Last night on his Showtime series, "Inside Comedy," David Steinberg interviewed Eric Idle and Bob Einstein. The latter told some hilarious anecdotes about working with Redd Foxx, as well as the origin stories of his Officer Judy and Super Dave characters. But I was struck by something Eric Idle said when Steinberg asked who inspired the style of Monty Python. While the usual answer has been Spike Milligan, Peter Sellers, and the rest of the creators of the BBC's "Goon Show," Idle mentioned how much he'd admired Peter Cook and Dudley Moore.
Cook and Moore were pushing the comedy envelope for several years before Python formed, mostly with their series "Beyond The Fringe." I didn't become aware of them until 1973, when my parents took me to see "Good Evening," their Broadway sketch revue. One of the sketches that stayed with me from that show was One Leg Too Few, in which a one-legged man interviews for the role of Tarzan. I always thought they had written it specifically for the Broadway run, but I was wrong.
They were doing One Leg Too Few as early as the 1961 version of "Beyond The Fringe," and continued to do it for nearly three decades, including a 1976 appearance on "Saturday Night Live" and at the 1989 Secret Policeman's Ball.

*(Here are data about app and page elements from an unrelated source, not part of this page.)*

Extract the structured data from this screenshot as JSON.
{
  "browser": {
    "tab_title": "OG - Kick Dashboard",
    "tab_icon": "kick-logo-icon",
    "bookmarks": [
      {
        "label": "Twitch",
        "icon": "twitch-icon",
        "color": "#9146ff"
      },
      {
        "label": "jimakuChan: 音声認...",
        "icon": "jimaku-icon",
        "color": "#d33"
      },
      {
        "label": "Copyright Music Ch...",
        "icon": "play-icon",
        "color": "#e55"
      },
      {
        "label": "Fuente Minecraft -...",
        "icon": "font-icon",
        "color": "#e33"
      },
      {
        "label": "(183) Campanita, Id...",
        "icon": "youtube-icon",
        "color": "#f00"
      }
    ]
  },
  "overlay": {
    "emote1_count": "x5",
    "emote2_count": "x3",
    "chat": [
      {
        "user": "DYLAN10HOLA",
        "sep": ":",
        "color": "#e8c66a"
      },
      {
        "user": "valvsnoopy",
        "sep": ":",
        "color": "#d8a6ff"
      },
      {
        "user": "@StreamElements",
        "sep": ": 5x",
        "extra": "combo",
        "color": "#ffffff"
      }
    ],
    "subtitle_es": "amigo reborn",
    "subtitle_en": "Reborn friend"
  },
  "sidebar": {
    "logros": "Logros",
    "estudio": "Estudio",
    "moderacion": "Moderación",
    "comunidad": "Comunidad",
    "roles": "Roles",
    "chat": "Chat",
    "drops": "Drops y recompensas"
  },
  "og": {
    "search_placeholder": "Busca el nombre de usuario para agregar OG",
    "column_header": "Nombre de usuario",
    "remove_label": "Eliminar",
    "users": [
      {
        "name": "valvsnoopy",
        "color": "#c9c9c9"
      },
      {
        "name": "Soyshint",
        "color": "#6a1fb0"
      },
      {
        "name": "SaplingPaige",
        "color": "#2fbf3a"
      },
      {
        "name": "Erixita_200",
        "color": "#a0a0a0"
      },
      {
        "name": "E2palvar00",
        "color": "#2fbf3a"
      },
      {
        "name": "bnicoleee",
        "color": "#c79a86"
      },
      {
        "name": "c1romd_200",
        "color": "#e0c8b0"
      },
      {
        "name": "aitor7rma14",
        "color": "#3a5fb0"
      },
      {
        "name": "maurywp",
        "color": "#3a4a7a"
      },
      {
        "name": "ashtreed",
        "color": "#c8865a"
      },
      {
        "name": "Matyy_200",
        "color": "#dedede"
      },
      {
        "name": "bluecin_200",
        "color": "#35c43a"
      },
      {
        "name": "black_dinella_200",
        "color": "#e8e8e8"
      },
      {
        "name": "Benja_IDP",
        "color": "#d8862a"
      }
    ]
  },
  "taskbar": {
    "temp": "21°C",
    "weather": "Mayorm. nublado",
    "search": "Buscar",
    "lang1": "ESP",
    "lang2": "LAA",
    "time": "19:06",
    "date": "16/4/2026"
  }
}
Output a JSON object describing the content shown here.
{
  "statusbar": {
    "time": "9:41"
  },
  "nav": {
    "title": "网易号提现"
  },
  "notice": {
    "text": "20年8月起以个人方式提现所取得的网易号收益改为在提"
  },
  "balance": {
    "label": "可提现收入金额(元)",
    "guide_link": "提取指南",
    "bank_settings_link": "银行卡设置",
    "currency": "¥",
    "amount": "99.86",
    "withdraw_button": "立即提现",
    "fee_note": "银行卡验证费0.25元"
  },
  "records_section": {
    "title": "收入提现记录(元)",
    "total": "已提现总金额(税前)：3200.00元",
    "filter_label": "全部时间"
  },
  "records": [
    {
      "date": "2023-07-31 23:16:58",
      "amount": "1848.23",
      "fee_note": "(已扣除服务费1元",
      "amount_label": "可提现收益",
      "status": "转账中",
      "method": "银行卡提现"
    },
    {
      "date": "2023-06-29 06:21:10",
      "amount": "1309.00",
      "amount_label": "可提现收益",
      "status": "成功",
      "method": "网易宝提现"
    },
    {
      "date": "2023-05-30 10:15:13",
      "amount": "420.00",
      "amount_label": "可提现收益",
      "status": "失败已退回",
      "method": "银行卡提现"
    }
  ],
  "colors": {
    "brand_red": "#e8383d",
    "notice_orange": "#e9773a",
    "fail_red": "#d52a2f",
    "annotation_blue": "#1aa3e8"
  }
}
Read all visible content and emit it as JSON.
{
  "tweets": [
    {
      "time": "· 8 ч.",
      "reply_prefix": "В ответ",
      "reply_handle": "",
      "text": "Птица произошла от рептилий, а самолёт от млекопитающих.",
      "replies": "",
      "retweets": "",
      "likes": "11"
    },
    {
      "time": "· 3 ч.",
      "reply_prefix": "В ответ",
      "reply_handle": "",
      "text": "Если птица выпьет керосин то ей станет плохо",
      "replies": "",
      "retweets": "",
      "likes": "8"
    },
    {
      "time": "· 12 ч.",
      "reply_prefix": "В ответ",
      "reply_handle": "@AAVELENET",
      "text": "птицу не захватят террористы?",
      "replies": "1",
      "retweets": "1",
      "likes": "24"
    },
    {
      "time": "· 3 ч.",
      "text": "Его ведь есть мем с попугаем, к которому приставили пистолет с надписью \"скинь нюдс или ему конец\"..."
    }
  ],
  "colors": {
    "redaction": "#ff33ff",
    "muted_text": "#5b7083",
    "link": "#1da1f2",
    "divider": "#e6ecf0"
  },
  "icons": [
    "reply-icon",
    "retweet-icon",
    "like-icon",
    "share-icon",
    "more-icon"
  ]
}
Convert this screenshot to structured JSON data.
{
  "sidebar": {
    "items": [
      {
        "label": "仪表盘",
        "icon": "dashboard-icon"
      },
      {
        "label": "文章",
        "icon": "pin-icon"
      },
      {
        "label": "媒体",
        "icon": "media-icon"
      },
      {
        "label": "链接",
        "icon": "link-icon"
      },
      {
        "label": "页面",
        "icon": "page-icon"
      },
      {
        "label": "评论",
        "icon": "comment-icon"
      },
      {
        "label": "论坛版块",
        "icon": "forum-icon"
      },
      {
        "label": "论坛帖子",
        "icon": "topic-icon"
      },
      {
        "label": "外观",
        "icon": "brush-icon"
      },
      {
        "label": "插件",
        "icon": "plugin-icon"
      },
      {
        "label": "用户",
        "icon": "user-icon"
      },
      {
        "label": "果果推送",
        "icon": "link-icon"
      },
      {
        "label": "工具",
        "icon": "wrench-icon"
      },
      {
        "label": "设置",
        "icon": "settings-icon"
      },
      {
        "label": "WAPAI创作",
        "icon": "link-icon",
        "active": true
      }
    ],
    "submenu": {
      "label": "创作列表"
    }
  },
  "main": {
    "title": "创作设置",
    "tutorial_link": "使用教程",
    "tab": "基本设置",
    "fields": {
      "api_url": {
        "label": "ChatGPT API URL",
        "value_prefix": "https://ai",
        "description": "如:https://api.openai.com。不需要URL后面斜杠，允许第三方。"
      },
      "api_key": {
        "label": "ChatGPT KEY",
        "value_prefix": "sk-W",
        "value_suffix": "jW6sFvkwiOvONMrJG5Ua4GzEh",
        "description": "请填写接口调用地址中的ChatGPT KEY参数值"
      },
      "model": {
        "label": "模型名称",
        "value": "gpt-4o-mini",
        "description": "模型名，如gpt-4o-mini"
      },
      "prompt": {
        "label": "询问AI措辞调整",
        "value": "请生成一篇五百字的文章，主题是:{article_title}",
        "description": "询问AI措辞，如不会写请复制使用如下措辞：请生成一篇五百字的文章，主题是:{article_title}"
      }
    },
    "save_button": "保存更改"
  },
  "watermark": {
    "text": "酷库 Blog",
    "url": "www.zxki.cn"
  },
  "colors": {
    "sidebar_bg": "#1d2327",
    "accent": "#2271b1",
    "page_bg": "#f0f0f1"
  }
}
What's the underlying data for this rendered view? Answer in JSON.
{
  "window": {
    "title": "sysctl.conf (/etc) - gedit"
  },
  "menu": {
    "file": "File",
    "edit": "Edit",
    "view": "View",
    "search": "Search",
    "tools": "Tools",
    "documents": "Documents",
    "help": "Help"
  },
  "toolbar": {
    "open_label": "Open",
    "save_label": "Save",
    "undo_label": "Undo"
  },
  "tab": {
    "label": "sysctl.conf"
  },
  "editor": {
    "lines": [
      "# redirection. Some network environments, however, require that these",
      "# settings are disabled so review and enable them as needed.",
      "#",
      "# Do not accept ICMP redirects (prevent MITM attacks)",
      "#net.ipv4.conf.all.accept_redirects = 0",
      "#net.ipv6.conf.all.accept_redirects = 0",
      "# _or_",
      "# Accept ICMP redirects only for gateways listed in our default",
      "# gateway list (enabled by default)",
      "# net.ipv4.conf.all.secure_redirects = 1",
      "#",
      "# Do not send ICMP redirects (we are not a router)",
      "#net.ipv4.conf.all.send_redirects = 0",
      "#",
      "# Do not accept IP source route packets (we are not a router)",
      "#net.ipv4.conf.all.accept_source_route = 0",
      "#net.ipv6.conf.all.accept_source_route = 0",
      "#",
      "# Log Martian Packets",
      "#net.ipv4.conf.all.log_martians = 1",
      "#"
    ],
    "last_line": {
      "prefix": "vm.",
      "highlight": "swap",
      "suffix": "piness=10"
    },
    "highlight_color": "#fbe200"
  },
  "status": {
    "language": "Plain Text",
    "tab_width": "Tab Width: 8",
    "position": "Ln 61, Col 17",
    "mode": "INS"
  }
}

Cook, who wrote it in 1960, called it one of the most perfect sketches he performed in. Through all those years, though, they never changed a word -- because they didn't have to. Although the sketch starts out as if it's going to be a physical piece, with Moore hopping around the stage on one leg, it is the precision of Cook's lines (and his dry delivery) that make One Leg Too Few a comedic masterpiece.
Labels: picture of the day, theater